WHAT YOU SHOULD DO:
Output each entry below as it stands, leaving out every picture.

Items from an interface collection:
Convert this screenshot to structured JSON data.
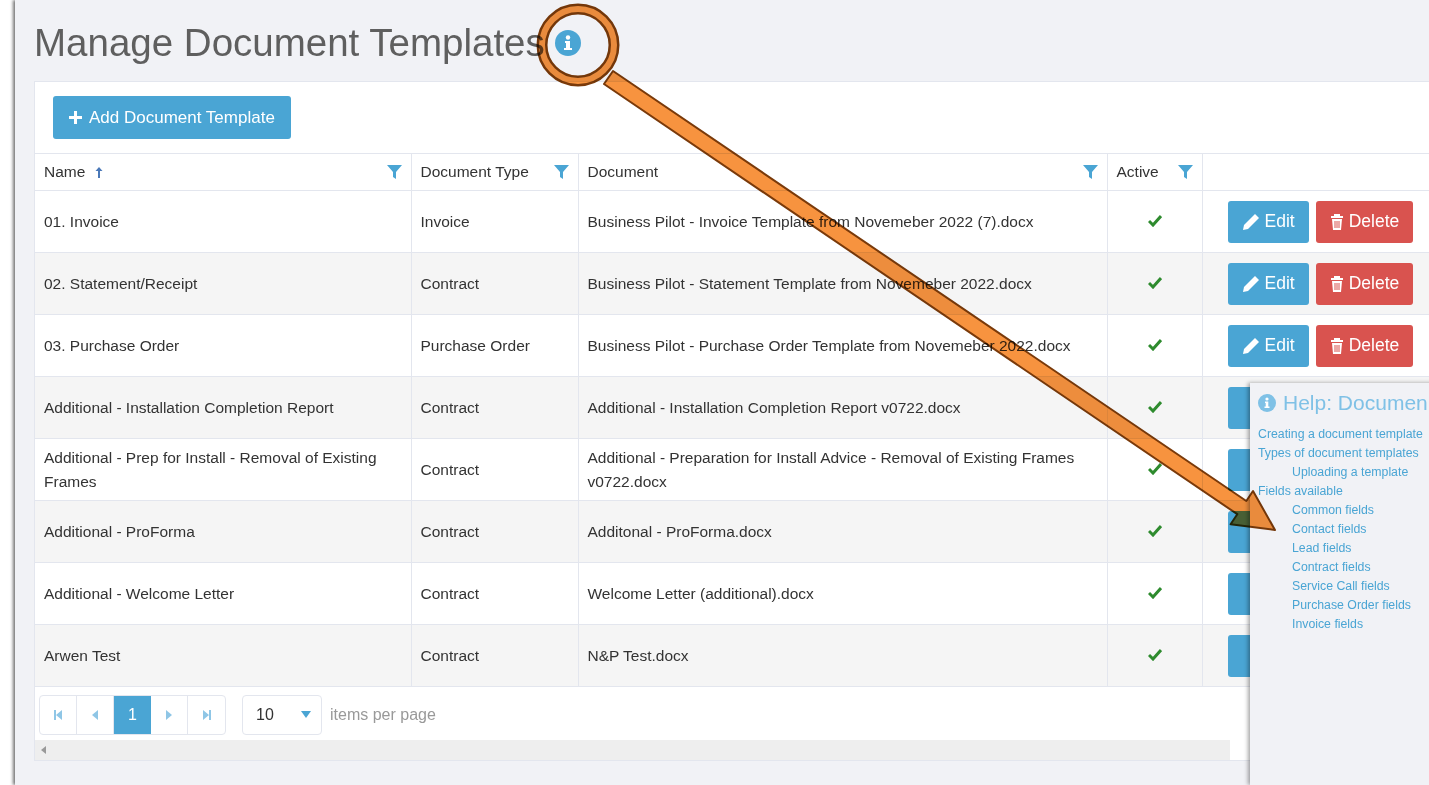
{
  "page": {
    "title": "Manage Document Templates",
    "add_button": "Add Document Template"
  },
  "table": {
    "columns": [
      {
        "label": "Name",
        "sorted": true,
        "filterable": true
      },
      {
        "label": "Document Type",
        "filterable": true
      },
      {
        "label": "Document",
        "filterable": true
      },
      {
        "label": "Active",
        "filterable": true
      }
    ],
    "rows": [
      {
        "name": "01. Invoice",
        "type": "Invoice",
        "document": "Business Pilot - Invoice Template from Novemeber 2022 (7).docx",
        "active": true,
        "actions": [
          "Edit",
          "Delete"
        ]
      },
      {
        "name": "02. Statement/Receipt",
        "type": "Contract",
        "document": "Business Pilot - Statement Template from Novemeber 2022.docx",
        "active": true,
        "actions": [
          "Edit",
          "Delete"
        ]
      },
      {
        "name": "03. Purchase Order",
        "type": "Purchase Order",
        "document": "Business Pilot - Purchase Order Template from Novemeber 2022.docx",
        "active": true,
        "actions": [
          "Edit",
          "Delete"
        ]
      },
      {
        "name": "Additional - Installation Completion Report",
        "type": "Contract",
        "document": "Additional - Installation Completion Report v0722.docx",
        "active": true,
        "edit_partly_hidden": true
      },
      {
        "name": "Additional - Prep for Install - Removal of Existing Frames",
        "type": "Contract",
        "document": "Additional - Preparation for Install Advice - Removal of Existing Frames v0722.docx",
        "active": true,
        "edit_partly_hidden": true
      },
      {
        "name": "Additional - ProForma",
        "type": "Contract",
        "document": "Additonal - ProForma.docx",
        "active": true,
        "edit_partly_hidden": true
      },
      {
        "name": "Additional - Welcome Letter",
        "type": "Contract",
        "document": "Welcome Letter (additional).docx",
        "active": true,
        "edit_partly_hidden": true
      },
      {
        "name": "Arwen Test",
        "type": "Contract",
        "document": "N&P Test.docx",
        "active": true,
        "edit_partly_hidden": true
      }
    ]
  },
  "pager": {
    "pages": [
      {
        "label": "1",
        "selected": true
      }
    ],
    "page_size": "10",
    "page_size_label": "items per page"
  },
  "help": {
    "title": "Help: Documen",
    "items": [
      {
        "label": "Creating a document template"
      },
      {
        "label": "Types of document templates",
        "children": [
          {
            "label": "Uploading a template"
          }
        ]
      },
      {
        "label": "Fields available",
        "children": [
          {
            "label": "Common fields"
          },
          {
            "label": "Contact fields"
          },
          {
            "label": "Lead fields"
          },
          {
            "label": "Contract fields"
          },
          {
            "label": "Service Call fields"
          },
          {
            "label": "Purchase Order fields"
          },
          {
            "label": "Invoice fields"
          }
        ]
      }
    ]
  },
  "callout": {
    "kind": "circle-arrow"
  }
}
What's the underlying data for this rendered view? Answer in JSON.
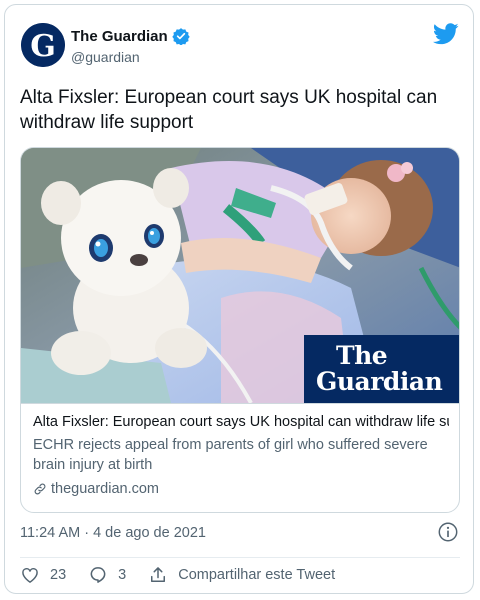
{
  "author": {
    "name": "The Guardian",
    "handle": "@guardian",
    "avatar_letter": "G",
    "verified": true
  },
  "tweet": {
    "text": "Alta Fixsler: European court says UK hospital can withdraw life support"
  },
  "card": {
    "image_brand_line1": "The",
    "image_brand_line2": "Guardian",
    "title": "Alta Fixsler: European court says UK hospital can withdraw life su...",
    "description": "ECHR rejects appeal from parents of girl who suffered severe brain injury at birth",
    "domain": "theguardian.com"
  },
  "meta": {
    "timestamp": "11:24 AM · 4 de ago de 2021"
  },
  "actions": {
    "likes": "23",
    "replies": "3",
    "share_label": "Compartilhar este Tweet"
  },
  "colors": {
    "twitter_blue": "#1d9bf0",
    "guardian_navy": "#052962",
    "secondary_text": "#536471"
  },
  "icons": [
    "twitter-bird-icon",
    "verified-badge-icon",
    "link-icon",
    "info-icon",
    "heart-icon",
    "reply-icon",
    "share-icon"
  ]
}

OUTPUT FOR THIS TASK:
Convert this screenshot to structured JSON data.
{
  "page": {
    "title": "Manage Document Templates",
    "add_button": "Add Document Template"
  },
  "table": {
    "columns": [
      {
        "label": "Name",
        "sorted": true,
        "filterable": true
      },
      {
        "label": "Document Type",
        "filterable": true
      },
      {
        "label": "Document",
        "filterable": true
      },
      {
        "label": "Active",
        "filterable": true
      }
    ],
    "rows": [
      {
        "name": "01. Invoice",
        "type": "Invoice",
        "document": "Business Pilot - Invoice Template from Novemeber 2022 (7).docx",
        "active": true,
        "actions": [
          "Edit",
          "Delete"
        ]
      },
      {
        "name": "02. Statement/Receipt",
        "type": "Contract",
        "document": "Business Pilot - Statement Template from Novemeber 2022.docx",
        "active": true,
        "actions": [
          "Edit",
          "Delete"
        ]
      },
      {
        "name": "03. Purchase Order",
        "type": "Purchase Order",
        "document": "Business Pilot - Purchase Order Template from Novemeber 2022.docx",
        "active": true,
        "actions": [
          "Edit",
          "Delete"
        ]
      },
      {
        "name": "Additional - Installation Completion Report",
        "type": "Contract",
        "document": "Additional - Installation Completion Report v0722.docx",
        "active": true,
        "edit_partly_hidden": true
      },
      {
        "name": "Additional - Prep for Install - Removal of Existing Frames",
        "type": "Contract",
        "document": "Additional - Preparation for Install Advice - Removal of Existing Frames v0722.docx",
        "active": true,
        "edit_partly_hidden": true
      },
      {
        "name": "Additional - ProForma",
        "type": "Contract",
        "document": "Additonal - ProForma.docx",
        "active": true,
        "edit_partly_hidden": true
      },
      {
        "name": "Additional - Welcome Letter",
        "type": "Contract",
        "document": "Welcome Letter (additional).docx",
        "active": true,
        "edit_partly_hidden": true
      },
      {
        "name": "Arwen Test",
        "type": "Contract",
        "document": "N&P Test.docx",
        "active": true,
        "edit_partly_hidden": true
      }
    ]
  },
  "pager": {
    "pages": [
      {
        "label": "1",
        "selected": true
      }
    ],
    "page_size": "10",
    "page_size_label": "items per page"
  },
  "help": {
    "title": "Help: Documen",
    "items": [
      {
        "label": "Creating a document template"
      },
      {
        "label": "Types of document templates",
        "children": [
          {
            "label": "Uploading a template"
          }
        ]
      },
      {
        "label": "Fields available",
        "children": [
          {
            "label": "Common fields"
          },
          {
            "label": "Contact fields"
          },
          {
            "label": "Lead fields"
          },
          {
            "label": "Contract fields"
          },
          {
            "label": "Service Call fields"
          },
          {
            "label": "Purchase Order fields"
          },
          {
            "label": "Invoice fields"
          }
        ]
      }
    ]
  },
  "callout": {
    "kind": "circle-arrow"
  }
}
What's the underlying data for this rendered view? Answer in JSON.
{
  "author": {
    "name": "The Guardian",
    "handle": "@guardian",
    "avatar_letter": "G",
    "verified": true
  },
  "tweet": {
    "text": "Alta Fixsler: European court says UK hospital can withdraw life support"
  },
  "card": {
    "image_brand_line1": "The",
    "image_brand_line2": "Guardian",
    "title": "Alta Fixsler: European court says UK hospital can withdraw life su...",
    "description": "ECHR rejects appeal from parents of girl who suffered severe brain injury at birth",
    "domain": "theguardian.com"
  },
  "meta": {
    "timestamp": "11:24 AM · 4 de ago de 2021"
  },
  "actions": {
    "likes": "23",
    "replies": "3",
    "share_label": "Compartilhar este Tweet"
  },
  "colors": {
    "twitter_blue": "#1d9bf0",
    "guardian_navy": "#052962",
    "secondary_text": "#536471"
  },
  "icons": [
    "twitter-bird-icon",
    "verified-badge-icon",
    "link-icon",
    "info-icon",
    "heart-icon",
    "reply-icon",
    "share-icon"
  ]
}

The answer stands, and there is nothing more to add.